Clint Neufeld, "Ceramic pillow with carriage assembly," 2013, ceramic, 15” x 15” x 9”.
By Maureen Latta
Clint Neufeld never thought he would be an artist. Raised in small-town Saskatchewan, he served with Canadian peacekeepers in the former Yugoslavia and aspired to be a firefighter. Even when poor eyesight had ruled out that career and he was working on his Master’s degree in fine arts at Montreal’s Concordia University, he figured he would end up teaching.
But Neufeld’s ceramic sculptures of engines drew immediate attention at his first group show, Flatlanders, at Saskatoon’s Mendel Art Gallery in 2008. By 2011, he was first runner-up for the national Winifred Shantz Award for Ceramics. A coveted spot in the Massachussets Museum of Contemporary Art’s prestigious Oh, Canada exhibition followed the next year. This spring, he participates in Manif d’art 7, the Quebec City biennial.
From his studio near the small town of Osler, an easy drive north of Saskatoon, Neufeld discusses why he transforms muscular objects like engines and transmissions into a contradictory medium that more commonly evokes a tea set. “Part of the whole idea was taking these things that we traditionally view as durable and made out of steel and simply make this translation into ceramic and this really delicate material,” he says. “I’ve always been drawn to beautiful things and I’ve always appreciated them.”
Neufeld’s work is often placed in a gendered context, but he is cautious. “There are all these sorts of hyper-masculine ideologies that I grew up with.

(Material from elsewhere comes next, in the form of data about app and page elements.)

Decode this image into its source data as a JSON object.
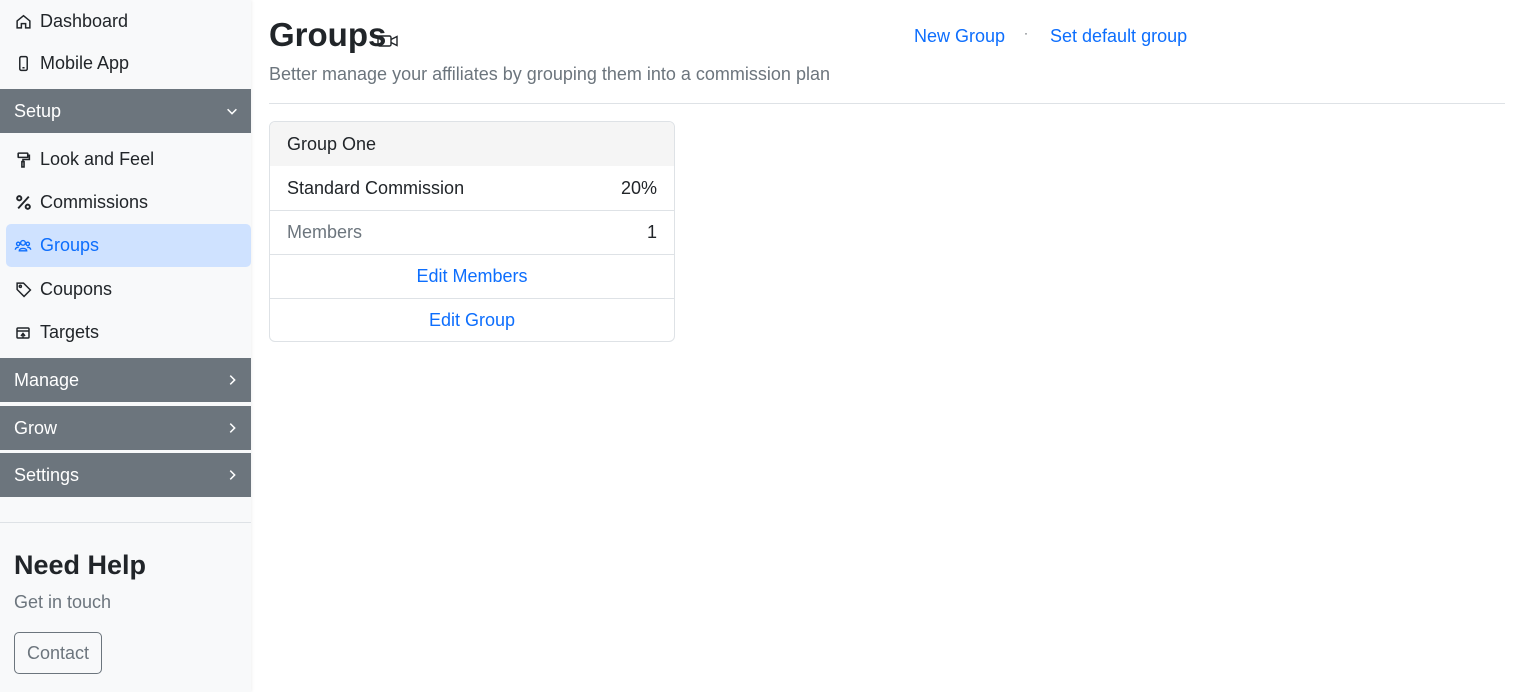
{
  "sidebar": {
    "top_items": [
      {
        "label": "Dashboard",
        "icon": "home-icon"
      },
      {
        "label": "Mobile App",
        "icon": "mobile-icon"
      }
    ],
    "setup": {
      "label": "Setup",
      "items": [
        {
          "label": "Look and Feel",
          "icon": "paint-roller-icon"
        },
        {
          "label": "Commissions",
          "icon": "percent-icon"
        },
        {
          "label": "Groups",
          "icon": "people-icon",
          "active": true
        },
        {
          "label": "Coupons",
          "icon": "tag-icon"
        },
        {
          "label": "Targets",
          "icon": "target-icon"
        }
      ]
    },
    "sections": [
      "Manage",
      "Grow",
      "Settings"
    ],
    "help": {
      "title": "Need Help",
      "subtitle": "Get in touch",
      "contact_label": "Contact"
    }
  },
  "main": {
    "title": "Groups",
    "subtitle": "Better manage your affiliates by grouping them into a commission plan",
    "new_group_label": "New Group",
    "separator": "·",
    "set_default_label": "Set default group",
    "group_card": {
      "name": "Group One",
      "commission_label": "Standard Commission",
      "commission_value": "20%",
      "members_label": "Members",
      "members_value": "1",
      "edit_members_label": "Edit Members",
      "edit_group_label": "Edit Group"
    }
  },
  "colors": {
    "accent": "#0d6efd",
    "section_bg": "#6c757d",
    "active_bg": "#cfe2ff",
    "sidebar_bg": "#f8f9fa"
  }
}
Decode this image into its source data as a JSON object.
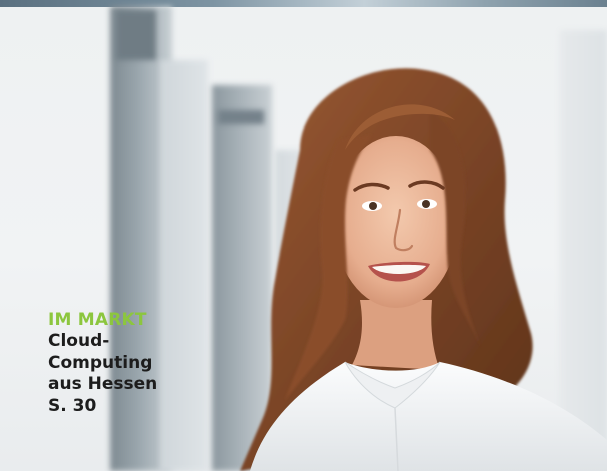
{
  "article": {
    "section": "IM MARKT",
    "headline": "Cloud-\nComputing\naus Hessen",
    "page_ref": "S. 30"
  },
  "colors": {
    "kicker": "#8cc63e",
    "text": "#1d1d1d",
    "background": "#eef1f2"
  },
  "image": {
    "subject": "portrait-photo"
  }
}
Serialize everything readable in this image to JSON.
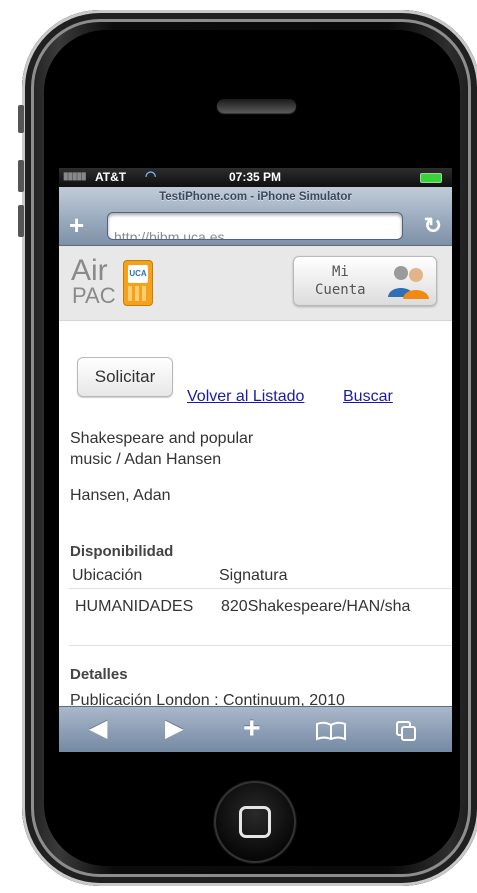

I can’t remove myself from my own history and so, certainly, that filters into my work. The thing I don’t want is to set up this masculine-feminine dichotomy … My work comes from who I am.”
His latest show, which runs to Jan. 12 at the Sherwood Library branch of the Dunlop Art Gallery in Regina, is a departure from ceramics. The Chandelier, the Trans-Am, the Peacock, the Greyhound and My Grandmother’s China Cabinet features five light boxes made of backlit vinyl cutouts.
Clint Neufeld is represented by the Darrell Bell Gallery in Saskatoon. His work is priced at $1,000 to $20,000.